The Michigan Department of Health & Human Services released a new order that doesn’t include the provision, which barred groups of more than six from sitting at the same table in establishments that serve food or drinks.
“Consumption of food or beverages is permitted only where patrons are seated, groups of patrons are separated by at least 6 feet, no more than 6 patrons are seated at a table, and groups of patrons do not intermingle,” the May 15 order stated. The new order, which goes into effect on June 1, doesn’t contain that restriction.
Whitmer, a Democrat in her first term, said on May 23 that she “made a mistake” when gathering with roughly a dozen others in a crowded bar in Lansing, violating the state’s rule on indoor gatherings.
“It was an honest mistake and I have apologized for it,” she told reporters in a May 24 briefing.
Whitmer previously announced that the order, which deals with masks and capacity limits, would be altered on June 1, but didn’t specify which changes would be made.
On July 1, Whitmer plans to lift limits on indoor gatherings and mandates on wearing masks entirely.
The rollbacks stem from improving COVID-19 metrics, such as lower cases and hospitalizations, officials said.
“I’m excited about this. I know we’re all excited to spend time this summer with our families and friends and get back to the things that we love doing. Long dinners, bonfires by the lake, maybe even taking in a concert with friends. And we can enjoy the occasions and ceremonies that we had to forego last year, celebrating birthdays and graduations, family reunions and weddings together,” Whitmer told reporters in a briefing on May 24.
Whitmer also announced that the Michigan Occupational Safety and Health Administration was easing its COVID-19 emergency rules because the state has reached the threshold of 55 percent of the population being vaccinated against the CCP (Chinese Communist Party) virus, which causes COVID-19.

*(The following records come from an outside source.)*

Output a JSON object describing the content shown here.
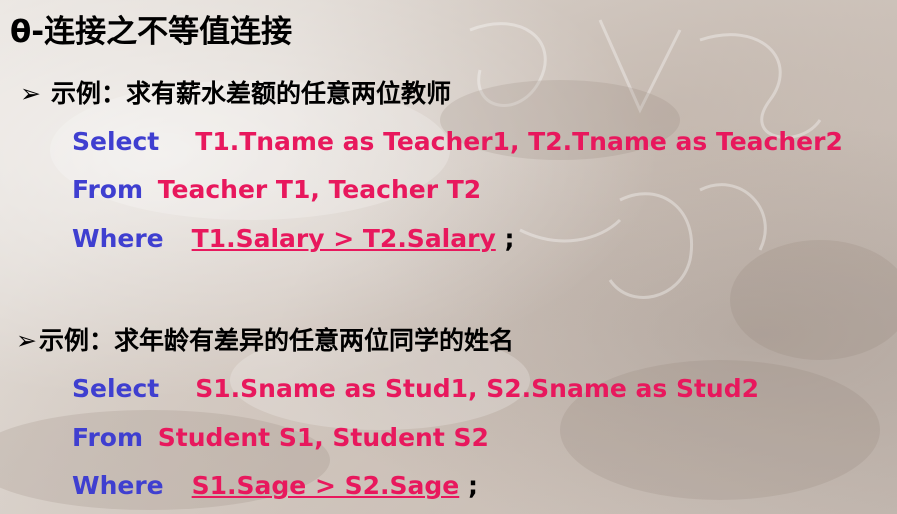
{
  "title": "θ-连接之不等值连接",
  "bullet_glyph": "➢",
  "example1": {
    "heading": "示例：求有薪水差额的任意两位教师",
    "select_kw": "Select",
    "select_expr": "T1.Tname as Teacher1, T2.Tname  as Teacher2",
    "from_kw": "From",
    "from_expr": "Teacher  T1,  Teacher  T2",
    "where_kw": "Where",
    "where_expr": "T1.Salary > T2.Salary",
    "terminator": ";"
  },
  "example2": {
    "heading": "示例：求年龄有差异的任意两位同学的姓名",
    "select_kw": "Select",
    "select_expr": "S1.Sname as Stud1, S2.Sname  as Stud2",
    "from_kw": "From",
    "from_expr": "Student  S1,  Student  S2",
    "where_kw": "Where",
    "where_expr": "S1.Sage > S2.Sage",
    "terminator": ";"
  },
  "colors": {
    "keyword": "#3f3fd0",
    "expression": "#e8185d",
    "text": "#000000"
  }
}
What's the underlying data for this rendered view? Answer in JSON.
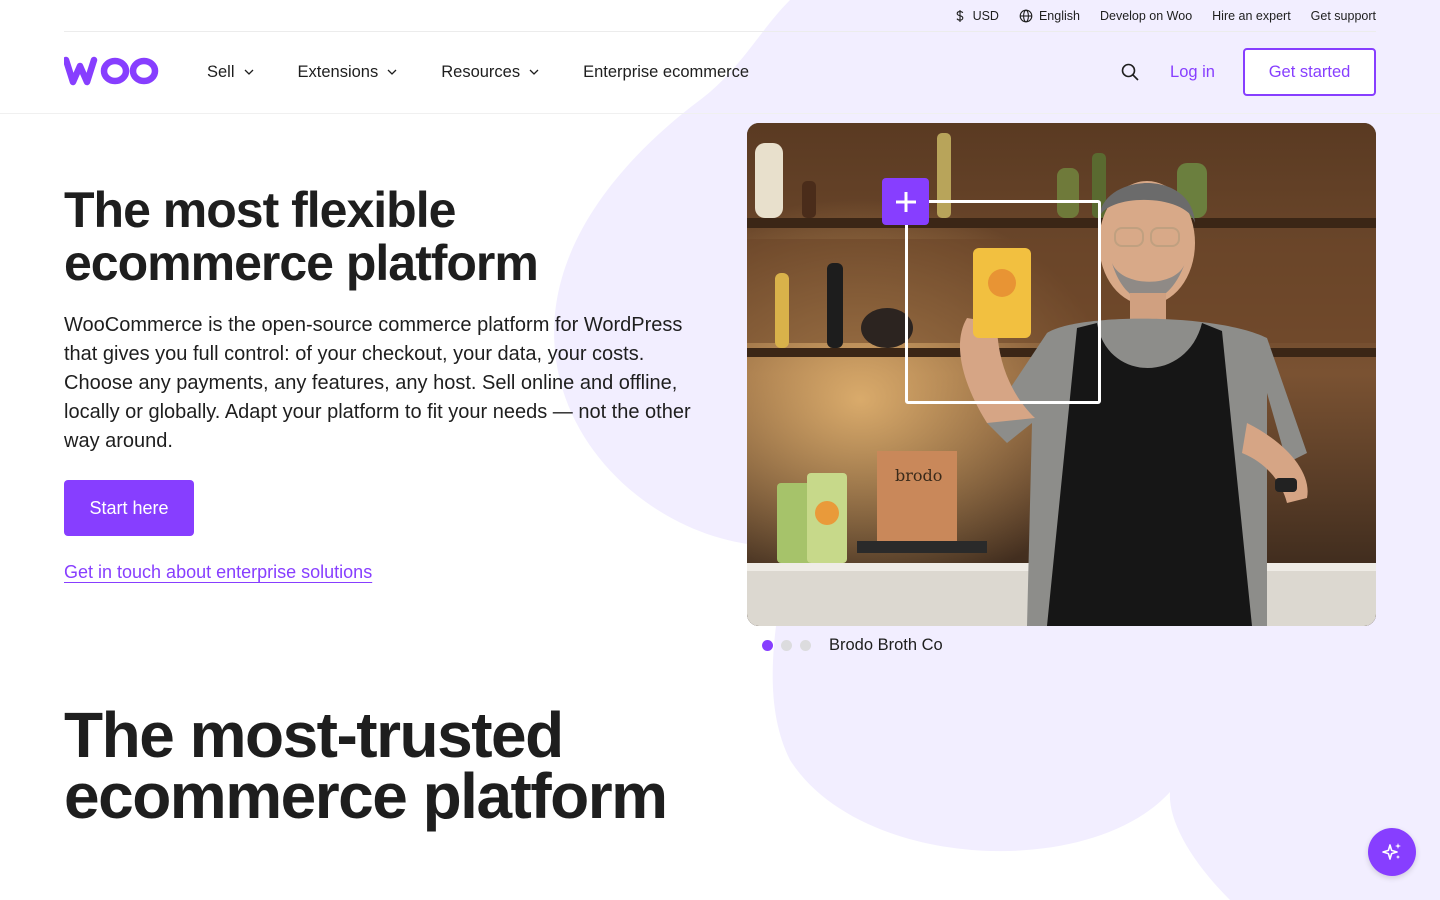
{
  "colors": {
    "accent": "#873eff",
    "blob": "#f2eeff",
    "text": "#1e1e1e"
  },
  "utility": {
    "currency": "USD",
    "language": "English",
    "develop": "Develop on Woo",
    "hire": "Hire an expert",
    "support": "Get support"
  },
  "nav": {
    "logo_alt": "woo",
    "sell": "Sell",
    "extensions": "Extensions",
    "resources": "Resources",
    "enterprise": "Enterprise ecommerce",
    "login": "Log in",
    "get_started": "Get started"
  },
  "hero": {
    "title": "The most flexible ecommerce platform",
    "description": "WooCommerce is the open-source commerce platform for WordPress that gives you full control: of your checkout, your data, your costs. Choose any payments, any features, any host. Sell online and offline, locally or globally. Adapt your platform to fit your needs — not the other way around.",
    "start_button": "Start here",
    "enterprise_link": "Get in touch about enterprise solutions"
  },
  "carousel": {
    "caption": "Brodo Broth Co",
    "dots": 3,
    "active_index": 0
  },
  "trusted": {
    "title": "The most-trusted ecommerce platform"
  }
}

The governor said she didn’t think the Landshark Bar & Grill, where she broke the state’s rules, should be fined by state authorities.
“I think that we have specifically not gone forward and penalized businesses that are trying to do the right thing. It’s those that have flouted and put people’s safety at risk that are the most concerning,” she said.
Eric Ventimiglia, executive director of Michigan Rising Action, a group that seeks to hold liberal groups and individuals accountable, told The Epoch Times that Whitmer should immediately lift all of the COVID-19 related orders. He also called on the governor to rescind violations and refund fines paid by people and businesses accused of violating COVID-19 orders.
“We also think that she should pardon those that have been fined and accused of similar offenses … and refund all the fines,” he said.